Despite government initiatives and the UK’s 2050 target to reduce emissions by at least 100% from levels captured in 1990, worldwide attempts to reduce climate changes have not yet hit the mark. This article discusses the impact of climate change on Insurance premiums.
The rise of severe weather
As severe weather is becoming increasingly recurrent and extreme, individuals and businesses are seeing a rise in weather-related incidents. So called ‘100 year floods’ are happening on a regular basis, with the recent flooding in South Yorkshire and the East Midlands being a prime example of how catastrophic these can be.
Flooding not only affects physical property but may also mean its occupants have to seek alternative accommodation or temporarily cease to trade. Insurers are therefore making more substantial payments for flood losses and in some cases being overwhelmed by the volume of claims, leading to shortages of loss adjusters who assist in the immediate remedial activities.
Short-term changes, long-term damage
The extreme freeze in early 2018 cost UK insurers £194m over three months for burst pipe claims, while the following extreme heatwave caused over £64 million of subsidence damage.
Ernst Rauch, Munich Re’s chief climatologist said: “If the risk from wildfires, flooding, storms or hail is increasing then the only sustainable option we have is to adjust our risk prices accordingly. In the long run it might become a social issue…”
Find the right balance
With the current economic climate remaining modest, with plenty of uncertainty in the air, it’s essential that insurance remains affordable to those who need it. Yet, getting the balance right to offset the increased risk, and determining what to attribute one-off incidents to is not an easy task.

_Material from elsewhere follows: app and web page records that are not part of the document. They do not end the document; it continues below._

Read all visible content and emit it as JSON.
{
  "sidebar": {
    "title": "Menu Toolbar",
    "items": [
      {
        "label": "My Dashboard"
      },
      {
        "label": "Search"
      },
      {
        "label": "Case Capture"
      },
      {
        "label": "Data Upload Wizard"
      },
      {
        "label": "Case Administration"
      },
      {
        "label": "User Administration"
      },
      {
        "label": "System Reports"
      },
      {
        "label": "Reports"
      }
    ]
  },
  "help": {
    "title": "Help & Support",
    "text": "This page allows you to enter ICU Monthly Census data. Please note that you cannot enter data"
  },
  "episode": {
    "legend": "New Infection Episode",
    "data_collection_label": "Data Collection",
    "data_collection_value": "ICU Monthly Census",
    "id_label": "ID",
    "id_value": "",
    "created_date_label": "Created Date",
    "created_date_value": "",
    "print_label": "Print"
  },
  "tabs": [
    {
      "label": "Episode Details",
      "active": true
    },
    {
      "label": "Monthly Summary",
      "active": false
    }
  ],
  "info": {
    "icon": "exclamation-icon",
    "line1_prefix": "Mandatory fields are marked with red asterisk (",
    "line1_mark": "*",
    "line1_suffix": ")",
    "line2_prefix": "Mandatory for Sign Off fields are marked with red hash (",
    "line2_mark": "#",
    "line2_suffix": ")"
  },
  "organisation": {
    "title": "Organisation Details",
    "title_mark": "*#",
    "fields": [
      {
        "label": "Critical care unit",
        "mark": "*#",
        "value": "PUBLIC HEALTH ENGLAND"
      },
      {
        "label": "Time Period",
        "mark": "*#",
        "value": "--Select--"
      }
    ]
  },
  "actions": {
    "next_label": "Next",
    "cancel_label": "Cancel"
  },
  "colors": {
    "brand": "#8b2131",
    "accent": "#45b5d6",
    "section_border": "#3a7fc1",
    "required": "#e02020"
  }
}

Nicolas Jeanmart, head of personal & general insurance and macroeconomics at Insurance Europe said:
“The sector is concerned that continuing global increases in temperature could make it increasingly difficult to offer the affordable financial protection that people deserve, and that modern society requires to function properly,”

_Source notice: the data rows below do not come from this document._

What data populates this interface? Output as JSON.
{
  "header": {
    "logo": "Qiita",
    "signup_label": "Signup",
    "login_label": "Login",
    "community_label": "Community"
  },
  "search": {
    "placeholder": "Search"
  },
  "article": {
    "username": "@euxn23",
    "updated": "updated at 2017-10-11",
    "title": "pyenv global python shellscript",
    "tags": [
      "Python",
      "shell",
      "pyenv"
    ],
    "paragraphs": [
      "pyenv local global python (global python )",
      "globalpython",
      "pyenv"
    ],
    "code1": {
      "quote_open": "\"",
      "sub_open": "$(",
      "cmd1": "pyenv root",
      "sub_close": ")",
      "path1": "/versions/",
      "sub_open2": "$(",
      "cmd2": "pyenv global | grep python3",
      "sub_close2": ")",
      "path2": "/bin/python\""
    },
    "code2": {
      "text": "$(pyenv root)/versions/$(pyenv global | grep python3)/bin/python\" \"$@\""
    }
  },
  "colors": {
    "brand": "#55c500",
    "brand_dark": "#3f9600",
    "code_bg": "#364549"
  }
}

Adapting to change
For those concerned about rising insurance costs, reassurance can be found in adaptations which have already been made by the insurance industry. From escalating flood concerns, schemes such as FloodRE have been implemented and insurance is increasingly becoming a part of resilience measures.

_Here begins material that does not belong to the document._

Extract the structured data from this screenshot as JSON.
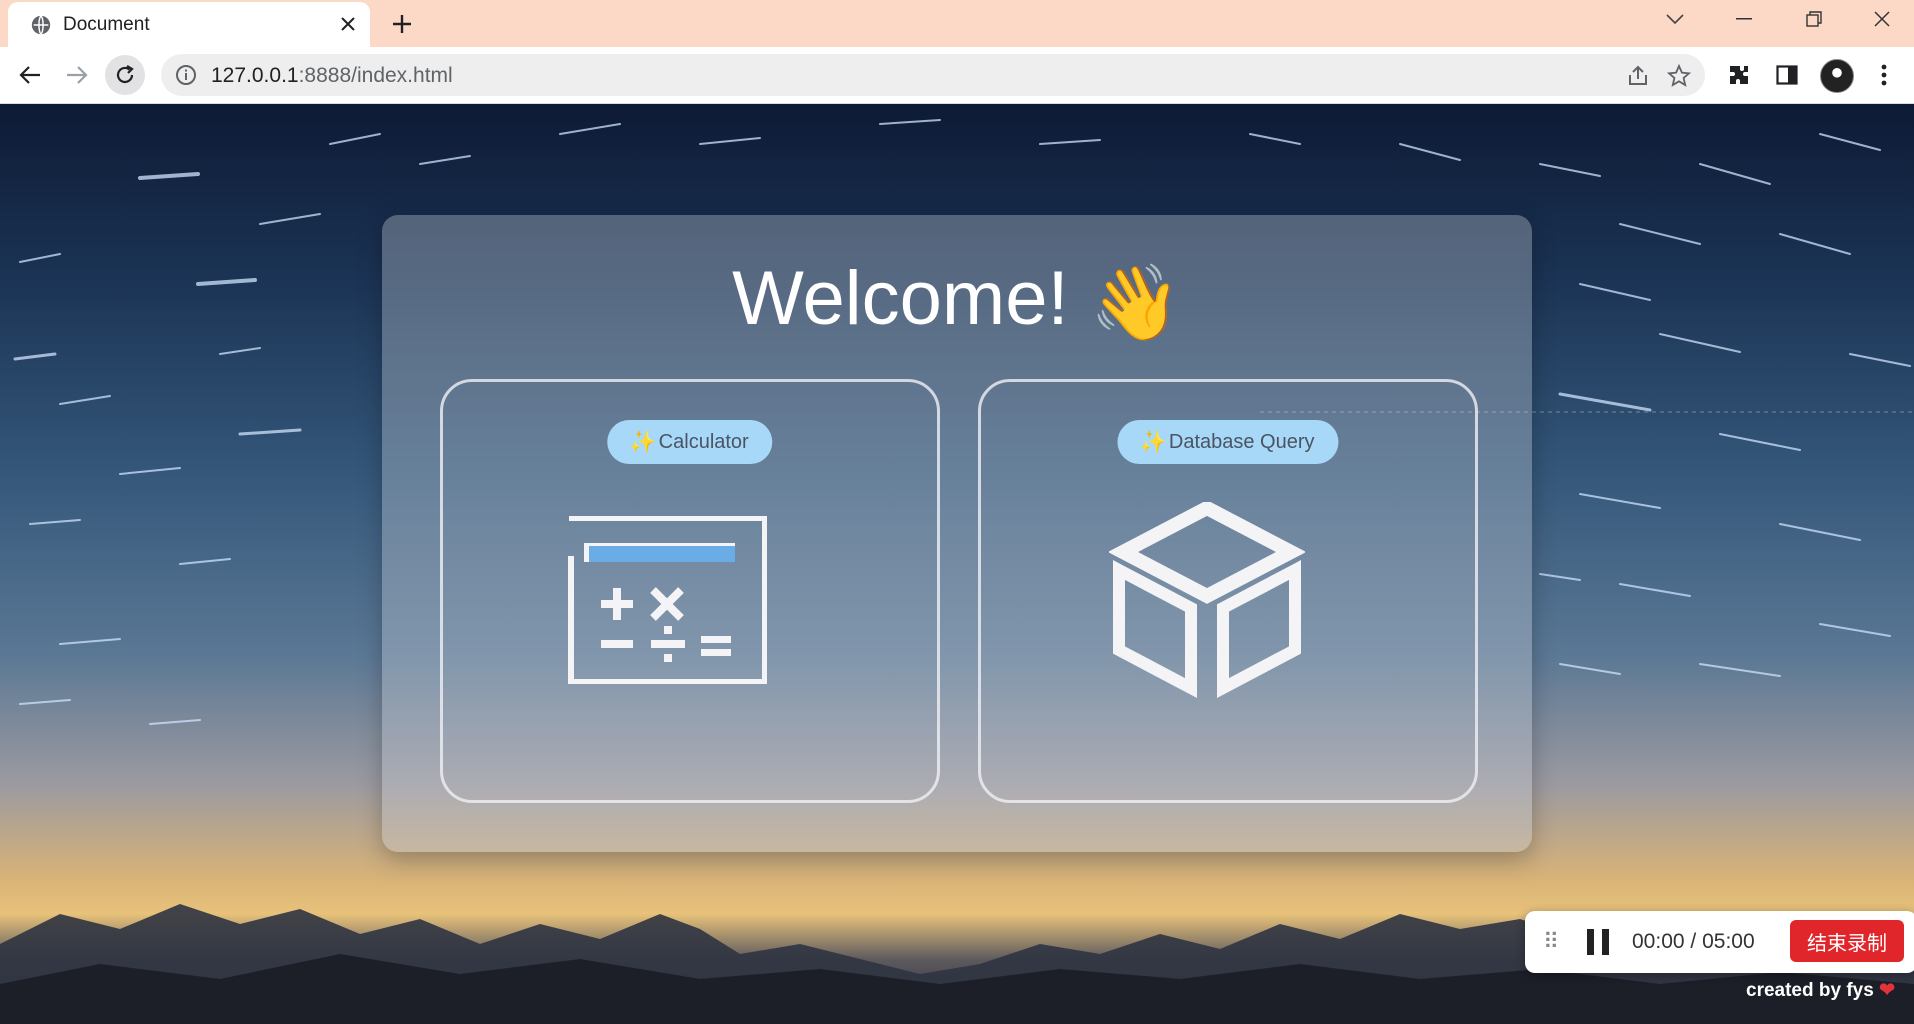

To find out more about protecting your business or property from extreme weather incidents please do not hesitate to contact us.